Head of Mexico’s largest newspaper chain: Journalist safety challenge amid drug cartel threatsBy Michelle Roberts, AP
Friday, March 26, 2010
Media CEO: Journalist safety a challenge in Mexico
SAN ANTONIO — Journalists and other employees of Mexico’s largest newspaper chain are changing their driving routes, moving to more secure high-rise apartment buildings and keeping their names off stories. But no one has figured out a good formula for protecting them from Mexican drug violence and threats, the chain’s leader said Thursday.
“We have a team of great people we need to protect,” said Grupo Reforma Chief Executive Alejandro Junco de la Vega after addressing a World Affairs Council luncheon in San Antonio. “We recently started to offer bulletproof vests.”
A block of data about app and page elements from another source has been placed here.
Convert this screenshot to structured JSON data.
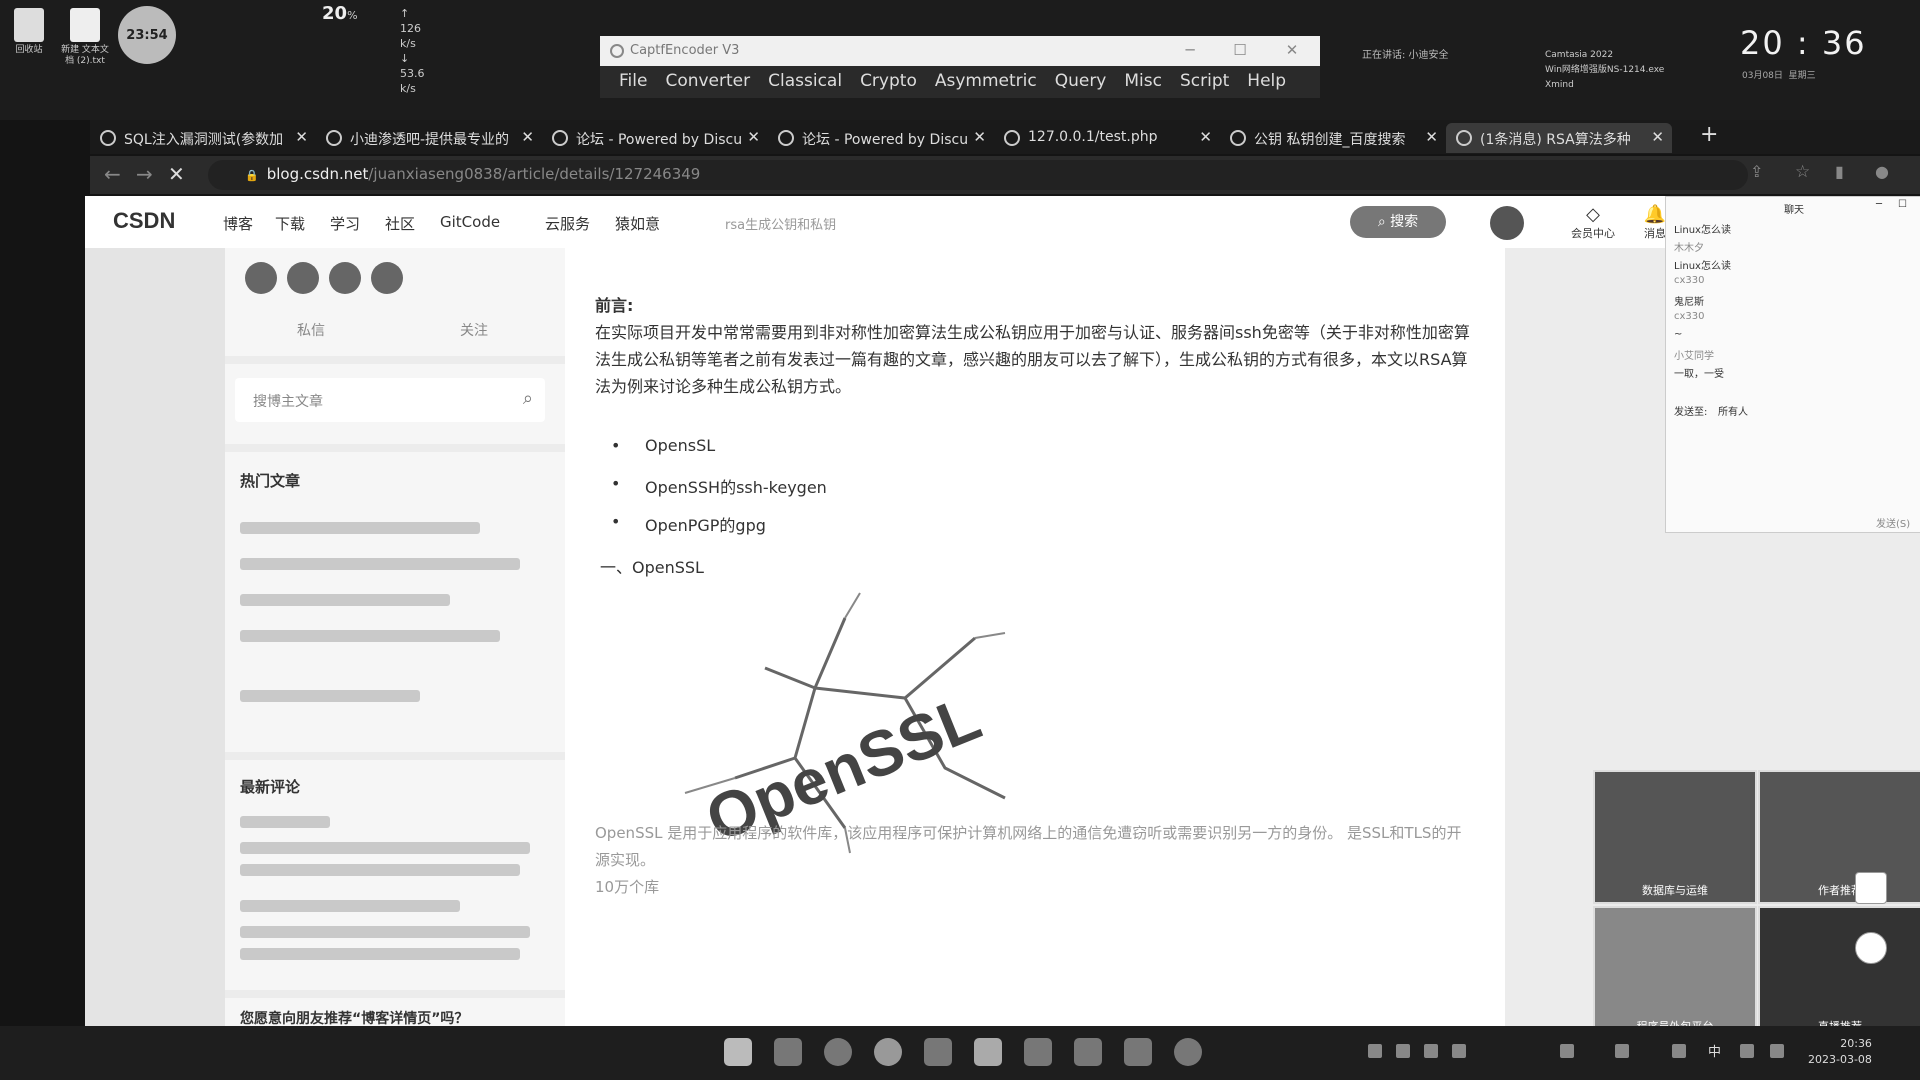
{
  "desktop": {
    "icons": [
      {
        "name": "recycle-bin",
        "label": "回收站"
      },
      {
        "name": "text-file",
        "label": "新建 文本文档 (2).txt"
      }
    ],
    "timer": "23:54",
    "net": {
      "percent": "20",
      "unit": "%",
      "up": "126 k/s",
      "down": "53.6 k/s"
    },
    "mic_status": "正在讲话: 小迪安全"
  },
  "captfencoder": {
    "title": "CaptfEncoder V3",
    "menu": [
      "File",
      "Converter",
      "Classical",
      "Crypto",
      "Asymmetric",
      "Query",
      "Misc",
      "Script",
      "Help"
    ]
  },
  "recent": {
    "items": [
      "Camtasia 2022",
      "Win网络增强版NS-1214.exe",
      "Xmind"
    ]
  },
  "clock": {
    "time": "20 : 36",
    "date": "03月08日",
    "weekday": "星期三"
  },
  "tabs": [
    {
      "title": "SQL注入漏洞测试(参数加",
      "active": false
    },
    {
      "title": "小迪渗透吧-提供最专业的",
      "active": false
    },
    {
      "title": "论坛 - Powered by Discu",
      "active": false
    },
    {
      "title": "论坛 - Powered by Discu",
      "active": false
    },
    {
      "title": "127.0.0.1/test.php",
      "active": false
    },
    {
      "title": "公钥 私钥创建_百度搜索",
      "active": false
    },
    {
      "title": "(1条消息) RSA算法多种",
      "active": true
    }
  ],
  "address": {
    "host": "blog.csdn.net",
    "path": "/juanxiaseng0838/article/details/127246349"
  },
  "csdn_nav": {
    "logo": "CSDN",
    "items": [
      "博客",
      "下载",
      "学习",
      "社区",
      "GitCode",
      "云服务",
      "猿如意"
    ],
    "search_hint": "rsa生成公钥和私钥",
    "search_button": "搜索",
    "vip_label": "会员中心",
    "msg_label": "消息"
  },
  "sidebar": {
    "private_msg": "私信",
    "follow": "关注",
    "search_placeholder": "搜博主文章",
    "hot_heading": "热门文章",
    "comments_heading": "最新评论",
    "recommend_heading": "您愿意向朋友推荐“博客详情页”吗？"
  },
  "article": {
    "preface_label": "前言:",
    "preface_body": "在实际项目开发中常常需要用到非对称性加密算法生成公私钥应用于加密与认证、服务器间ssh免密等（关于非对称性加密算法生成公私钥等笔者之前有发表过一篇有趣的文章，感兴趣的朋友可以去了解下），生成公私钥的方式有很多，本文以RSA算法为例来讨论多种生成公私钥方式。",
    "bullets": [
      "OpensSL",
      "OpenSSH的ssh-keygen",
      "OpenPGP的gpg"
    ],
    "section1": "一、OpenSSL",
    "logo_text": "OpenSSL",
    "para2": "OpenSSL 是用于应用程序的软件库，该应用程序可保护计算机网络上的通信免遭窃听或需要识别另一方的身份。 是SSL和TLS的开源实现。",
    "para3": "10万个库"
  },
  "chat": {
    "title": "聊天",
    "lines": [
      "Linux怎么读",
      "木木夕",
      "Linux怎么读",
      "cx330",
      "鬼尼斯",
      "cx330",
      "~",
      "小艾同学",
      "一取，一受"
    ],
    "send_to_label": "发送至:",
    "send_to_value": "所有人",
    "send_button": "发送(S)"
  },
  "thumbnails": [
    "数据库与运维",
    "作者推荐",
    "程序员外包平台",
    "直播推荐"
  ],
  "taskbar": {
    "time": "20:36",
    "date": "2023-03-08",
    "lang": "中"
  }
}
Authorities blame the cartels for wreaking havoc in parts of Mexico with killings, kidnappings, extortion and beheadings. While much of the cartel-fueled violence has been between rival drug gangs, innocent bystanders, wealthy businessmen and journalists have also been targeted.
Junco, who runs the largest print media company in Mexico and Latin America, called the cartel members “terrorists.” He moved to Texas with his family in 2008 under growing threat from the drug cartel operatives, but still commutes to Mexico for work.
“My dear wife once asked me, ‘Do you want to be the greatest journalist in a cemetery?’” he said.
Mexico is considered among the most dangerous countries in the Americas for journalists. In recent weeks, eight journalists were kidnapped in Reynosa, across the Rio Grande from McAllen, Texas, according to the Inter-American Press Association. The kidnappings prompted the McAllen Monitor to prohibit its reporters from traveling to Reynosa.
Some media in Mexico have toned down coverage or stopped reporting about drug violence, fearing for reporters’ safety. But front page headlines in Reforma’s 10 daily newspapers continue to blare news of assassinations, beheadings and shootouts by drug cartels across Mexico.
Junco, who displayed the headlines during the luncheon, said his newspapers sometimes struggle to cover the large number of crimes but are not being censored.
He said his decision to move to Austin, where he studied journalism at the University of Texas in the 1960s, was difficult. He was forced to choose between caving to cartel threats by changing Reforma’s editorial policy or moving his family.
But the self-described lifelong “newspaper man” said Mexico is home and hopes to continue his work there.
Tags: Central America, Drug-related Crime, Health Care Industry, Journalism, Journalists, Latin America And Caribbean, Mexico, North America, Organized Crime, San Antonio, Texas, United States